Have you ever played Overcooked 2 with a group of four and managed to gain three stars from the difficult stages?
There’s something truly exhilarating in playing a co-op game with talented people. The fast-paced action, precise communication, seamless distribution of tasks and flexible switching of roles in order to reach a clear goal. It is a highly rewarding experience –– And it is precisely what actual teamwork is.
A group of people is not a team
Putting a group of people together doesn’t make a team. Having a mutual goal doesn’t make a team. Team building exercises don’t make a team. Having rituals, such as daily meetings or retrospectives, doesn’t make a team. All of these things are important, yet not enough.
I had the honor to interview a true agilest, the first certified Scrum trainer in Finland, Petri Heiramo and he introduced me to his theory of what actually makes a team. His concept put my brain through a meat grinder and made me rethink all my past teamwork endeavors. Have I ever been a part of a team – I mean a real team?
The three prerequisites of a team
According to Heiramo, in order for a team to form, we need three things. Firstly, we need to have a mutual, meaningful and a self-imposed goal. Secondly, every team member must know and feel that their skills and participation are necessary for the team to reach the goal. Thirdly, the goal needs to be challenging enough that team members need to push in order to reach it.
If we take a look at these three against the example of playing Overcooked, it is quite clear why the experience is so rewarding. Not only is playing fun, but in order to get forward in the game the team needs enough stars and that means the team needs to perform well on the stages. Simply passing them is not enough. That is a mutual, self-imposed and clear goal for the whole team.
Secondly, it is not possible to succeed without everybody participating. If one player is simply goofing around, the rest are not able to fulfill the tasks given to reach good results. On the contrary, the one goofing around makes it much harder for the rest to succeed – and often causes irritation and frustration in other players.
Thirdly, getting three stars while the game throws curve balls at the players is hard. Original strategies are proven to be impossible when the game proceeds, so it is mandatory to react to the changing circumstances, switch roles and communicate. Sometimes you need to drop what you were doing and jump in to rescue a burning steak or throw oranges on the opposite side of the stage for a team member to chop. Everybody needs to stay alert, prioritize on the fly and be willing to help others.
Without these elements a team is just a group doing group work. Comparing this to your work, can you recollect a situation where you actually were part of a team?
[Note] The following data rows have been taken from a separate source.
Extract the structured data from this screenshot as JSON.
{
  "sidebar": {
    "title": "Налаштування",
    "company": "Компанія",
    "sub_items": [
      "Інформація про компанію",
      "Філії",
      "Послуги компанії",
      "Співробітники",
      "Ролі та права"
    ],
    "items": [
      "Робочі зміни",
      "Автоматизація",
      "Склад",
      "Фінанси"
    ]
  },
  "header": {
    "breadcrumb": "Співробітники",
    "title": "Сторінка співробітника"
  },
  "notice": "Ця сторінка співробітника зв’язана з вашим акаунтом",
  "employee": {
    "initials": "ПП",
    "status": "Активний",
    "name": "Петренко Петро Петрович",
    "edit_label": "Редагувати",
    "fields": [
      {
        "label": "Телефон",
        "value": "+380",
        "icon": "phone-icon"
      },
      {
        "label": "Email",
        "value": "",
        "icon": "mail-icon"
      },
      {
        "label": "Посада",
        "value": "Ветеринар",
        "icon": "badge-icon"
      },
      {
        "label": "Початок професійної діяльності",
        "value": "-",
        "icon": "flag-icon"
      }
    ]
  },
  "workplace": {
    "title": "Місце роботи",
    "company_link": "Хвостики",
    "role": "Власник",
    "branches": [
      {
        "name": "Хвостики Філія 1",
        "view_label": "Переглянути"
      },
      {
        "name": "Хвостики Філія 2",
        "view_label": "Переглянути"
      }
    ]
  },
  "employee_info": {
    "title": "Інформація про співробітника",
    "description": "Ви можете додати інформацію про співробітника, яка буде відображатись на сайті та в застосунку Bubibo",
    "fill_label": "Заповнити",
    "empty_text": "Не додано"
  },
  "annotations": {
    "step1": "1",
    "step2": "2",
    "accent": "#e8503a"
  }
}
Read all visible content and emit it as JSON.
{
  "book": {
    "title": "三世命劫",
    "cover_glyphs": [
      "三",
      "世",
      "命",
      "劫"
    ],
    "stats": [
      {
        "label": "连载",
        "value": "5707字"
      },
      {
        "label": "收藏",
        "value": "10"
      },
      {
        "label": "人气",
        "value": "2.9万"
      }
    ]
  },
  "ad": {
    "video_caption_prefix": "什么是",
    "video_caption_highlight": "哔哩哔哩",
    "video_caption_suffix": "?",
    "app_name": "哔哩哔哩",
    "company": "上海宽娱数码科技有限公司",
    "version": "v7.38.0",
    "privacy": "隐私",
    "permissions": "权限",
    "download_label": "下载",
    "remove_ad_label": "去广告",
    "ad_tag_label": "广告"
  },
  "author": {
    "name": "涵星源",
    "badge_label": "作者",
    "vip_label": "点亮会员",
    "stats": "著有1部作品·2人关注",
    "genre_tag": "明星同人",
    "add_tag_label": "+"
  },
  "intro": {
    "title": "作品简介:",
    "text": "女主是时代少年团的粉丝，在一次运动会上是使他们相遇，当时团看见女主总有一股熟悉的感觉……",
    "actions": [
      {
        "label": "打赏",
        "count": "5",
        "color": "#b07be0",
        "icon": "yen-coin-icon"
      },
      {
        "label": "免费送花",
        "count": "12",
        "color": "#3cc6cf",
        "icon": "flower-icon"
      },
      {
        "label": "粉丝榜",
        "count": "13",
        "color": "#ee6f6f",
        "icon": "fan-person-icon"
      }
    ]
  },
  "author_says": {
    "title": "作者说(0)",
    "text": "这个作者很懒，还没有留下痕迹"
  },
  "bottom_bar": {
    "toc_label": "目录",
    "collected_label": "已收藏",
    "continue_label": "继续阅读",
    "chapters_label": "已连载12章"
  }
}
Group work has a fundamental difference to teamwork. Group work is always the sum of – no more than – its parts. And frankly, most often that is more than enough. In quite a lot of cases, we need different professionals to provide different parts to the whole, and once the pieces are put together we have the product, or service, ready to deliver to the happily waiting client.
When the sum of parts is what is needed, then group work is actually a good idea. There’s no point trying to form a team, when teamwork is not required to reach the end result. We have quite a lot of group work in workplaces (although we call it teamwork) and that’s okay.
But if the outcome needs to be more than the sum of parts, then it is a whole different ball game.
When you don’t know in the beginning what the end result is going to be like, you need a team. You need a team to ideate, innovate and experiment.
When you need to reach a very tight deadline or budget, you need a team. You need teamwork to come up with ways to save time or money, to come up with better ways of working.
When you have a very difficult end result, you need a team. You need a team, because team members back each other up. Team members exceed their own responsibilities in order to take care of the end result.
You need a team to take ownership not just of their own part but of the whole.
It is always easier to work alone. If it were possible, most people would like to work alone most of the time. No need to ask anybody, no need to wait for anybody, you could simply perform without extra communication or dependencies. You would be fully in charge and could deliver the quality you want. What a heaven.
The second most simple way is of course group work. In a group you can concentrate on your own part and deliver it well to fit in the whole. You need a bit more co-operation and there are dependencies you need to consider, but all in all you get to do your thing quite freely.
Teamwork requires a lot of energy. When working on a team, you’re all the time taking others into consideration. You’re changing your position, role and task depending on what the team needs. You’re actively communicating with the team members. You’re caring for the whole outcome not just your part. You’re developing processes and reaching new heights. It is tiring, but also exciting.
Coaching a team
When we try to kindle teamwork, to turn a group to a team, we need to be brutally honest. Is teamwork really required? If not, there’s no point because people will automatically revert to group work when they sense the extra effort is not relevant.
Then we need to take a look at the prerequisites. Is there a mutual, meaningful and self-imposed goal? Does each team member know their role and value? And what is the exciting and demanding challenge that is pushing us to stretch forward?
Finally, we need to remember that if one of the prerequisites ceases to exist, team will fall back to being a group. So, it is not just a matter of team formation, it is a matter of the whole team life cycle, to nurture the group into wanting to be a team.